The hit delivered by that fall was cushioned by a Canadian pond count that was about as good as biologists could have hoped for.

In May, researchers counted 3.9 million ponds in Canadian prairie lands, up a remarkable 56 percent from last year and 17 percent higher than the long-term average.

And to make the situation even better, more rains fell in late May, June and July, and ponds formed from those rains weren't included in the count.

"There were lots of reports of farmers being unable to harvest crops, and some even unable to plant crops (because of the rainfall)," Helm said.

All that water will benefit ducks — and duck hunters — both this year and in the future, according to Delta Waterfowl President Rob Olson.

"Recent rains could mean we'll see a better re-nesting effort from hens this year," he said. "More wetlands could also result in improved brood survival.

"Another benefit is that the ground is soaking up a lot of water, which could translate into improved wetland conditions by next spring."

Two species that are extremely important to Louisiana hunters should benefit immensely from the mid-summer rains.
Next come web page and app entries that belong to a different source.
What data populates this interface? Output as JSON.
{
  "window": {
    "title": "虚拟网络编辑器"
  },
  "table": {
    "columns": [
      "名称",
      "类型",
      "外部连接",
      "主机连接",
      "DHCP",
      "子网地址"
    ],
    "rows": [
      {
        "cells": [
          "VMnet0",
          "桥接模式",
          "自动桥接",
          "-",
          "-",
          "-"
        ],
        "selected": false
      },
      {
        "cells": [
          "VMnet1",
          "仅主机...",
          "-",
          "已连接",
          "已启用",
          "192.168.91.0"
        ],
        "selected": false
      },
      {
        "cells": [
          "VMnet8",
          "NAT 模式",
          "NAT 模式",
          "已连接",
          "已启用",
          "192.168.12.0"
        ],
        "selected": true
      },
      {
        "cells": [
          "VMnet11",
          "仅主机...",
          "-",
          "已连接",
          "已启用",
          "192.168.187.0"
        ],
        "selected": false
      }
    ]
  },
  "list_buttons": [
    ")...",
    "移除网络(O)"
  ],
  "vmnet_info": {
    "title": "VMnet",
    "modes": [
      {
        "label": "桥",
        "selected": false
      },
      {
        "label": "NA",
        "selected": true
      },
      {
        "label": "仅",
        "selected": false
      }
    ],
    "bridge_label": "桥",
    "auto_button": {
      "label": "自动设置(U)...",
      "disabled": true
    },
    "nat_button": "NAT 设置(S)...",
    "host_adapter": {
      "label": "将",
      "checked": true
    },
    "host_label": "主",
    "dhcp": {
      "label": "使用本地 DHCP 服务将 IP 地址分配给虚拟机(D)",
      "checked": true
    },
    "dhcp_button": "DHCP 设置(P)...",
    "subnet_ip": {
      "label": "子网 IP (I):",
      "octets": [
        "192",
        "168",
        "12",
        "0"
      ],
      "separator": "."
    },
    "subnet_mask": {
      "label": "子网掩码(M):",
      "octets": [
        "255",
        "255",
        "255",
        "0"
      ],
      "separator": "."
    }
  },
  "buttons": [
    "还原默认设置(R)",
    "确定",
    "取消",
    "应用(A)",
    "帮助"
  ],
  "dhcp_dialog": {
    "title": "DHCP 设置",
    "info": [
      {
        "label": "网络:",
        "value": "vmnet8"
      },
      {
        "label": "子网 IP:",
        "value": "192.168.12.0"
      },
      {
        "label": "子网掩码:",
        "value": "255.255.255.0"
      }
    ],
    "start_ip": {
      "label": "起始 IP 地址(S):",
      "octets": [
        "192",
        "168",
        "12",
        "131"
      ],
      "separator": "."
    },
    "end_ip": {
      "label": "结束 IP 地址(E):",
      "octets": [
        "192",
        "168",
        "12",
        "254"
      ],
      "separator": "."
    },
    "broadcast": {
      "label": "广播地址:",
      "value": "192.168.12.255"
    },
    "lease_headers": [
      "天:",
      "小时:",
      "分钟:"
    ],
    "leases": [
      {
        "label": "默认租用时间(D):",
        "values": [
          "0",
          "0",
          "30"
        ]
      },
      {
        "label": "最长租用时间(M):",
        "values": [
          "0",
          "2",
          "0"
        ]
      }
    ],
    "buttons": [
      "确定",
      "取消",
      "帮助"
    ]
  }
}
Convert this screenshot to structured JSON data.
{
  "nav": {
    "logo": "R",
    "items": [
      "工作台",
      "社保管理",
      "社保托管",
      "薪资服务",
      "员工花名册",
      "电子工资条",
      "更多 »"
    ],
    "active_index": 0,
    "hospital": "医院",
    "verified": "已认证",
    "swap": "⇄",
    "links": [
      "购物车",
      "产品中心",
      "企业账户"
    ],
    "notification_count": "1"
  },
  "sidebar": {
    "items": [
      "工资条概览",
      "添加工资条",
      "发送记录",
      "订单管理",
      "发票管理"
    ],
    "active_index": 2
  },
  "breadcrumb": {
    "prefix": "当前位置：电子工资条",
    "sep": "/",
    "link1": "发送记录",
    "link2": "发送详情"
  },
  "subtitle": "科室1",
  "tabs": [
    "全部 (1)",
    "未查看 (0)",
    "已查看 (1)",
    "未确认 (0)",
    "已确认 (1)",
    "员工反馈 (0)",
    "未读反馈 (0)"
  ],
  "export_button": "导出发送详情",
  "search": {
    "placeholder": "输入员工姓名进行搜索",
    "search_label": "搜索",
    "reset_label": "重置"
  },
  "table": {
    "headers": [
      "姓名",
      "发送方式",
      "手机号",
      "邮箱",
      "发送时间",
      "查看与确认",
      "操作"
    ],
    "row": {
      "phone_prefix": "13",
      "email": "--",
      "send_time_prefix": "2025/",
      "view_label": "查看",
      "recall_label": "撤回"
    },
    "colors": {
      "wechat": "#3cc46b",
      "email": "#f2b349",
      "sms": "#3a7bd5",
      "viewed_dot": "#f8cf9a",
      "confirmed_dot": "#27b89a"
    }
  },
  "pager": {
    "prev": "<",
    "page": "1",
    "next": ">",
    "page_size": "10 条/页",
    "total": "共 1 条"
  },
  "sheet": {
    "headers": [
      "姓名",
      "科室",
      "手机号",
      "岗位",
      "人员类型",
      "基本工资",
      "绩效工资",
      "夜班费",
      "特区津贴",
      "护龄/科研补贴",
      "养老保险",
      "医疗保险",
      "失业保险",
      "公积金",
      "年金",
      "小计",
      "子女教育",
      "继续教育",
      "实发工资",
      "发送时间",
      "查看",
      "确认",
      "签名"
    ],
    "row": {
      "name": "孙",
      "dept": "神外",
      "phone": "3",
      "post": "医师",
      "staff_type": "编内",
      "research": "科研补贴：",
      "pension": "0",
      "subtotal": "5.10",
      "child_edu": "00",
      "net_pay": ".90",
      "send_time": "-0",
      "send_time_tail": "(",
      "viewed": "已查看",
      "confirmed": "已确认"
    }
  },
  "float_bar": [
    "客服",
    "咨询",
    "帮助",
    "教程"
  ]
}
"Blue-winged teal and gadwall are late-nesters, so we would expect their production to be good," Helm said.

That's great news for hunters because it will affect the age ratio of the ducks in the fall flight. During the poor-production years since 2000, Louisiana hunters have complained that the relatively few ducks that have flown down have been extremely wary and call-shy.

But the increased moisture on the nesting grounds should translate into more young birds filling skies — and, more importantly, dive-bombing decoy spreads — in the Bayou State.

That can be seen in the Fish and Wildlife Service's fall-flight prediction for mallards. Even though the breeding count fell 9 percent to 6.8 million, biologists are predicting a fall flight of 9.3 million mallards, which is statistically the same as last year's prediction.

That means a larger percentage of the birds will be the gullible, young-of-the-year rookies that hunters love.

And if a low spins off the coast of the Carolinas at the same time one is twisting over the Great Lakes, those beautiful birds will darken the skies over the Bayou State.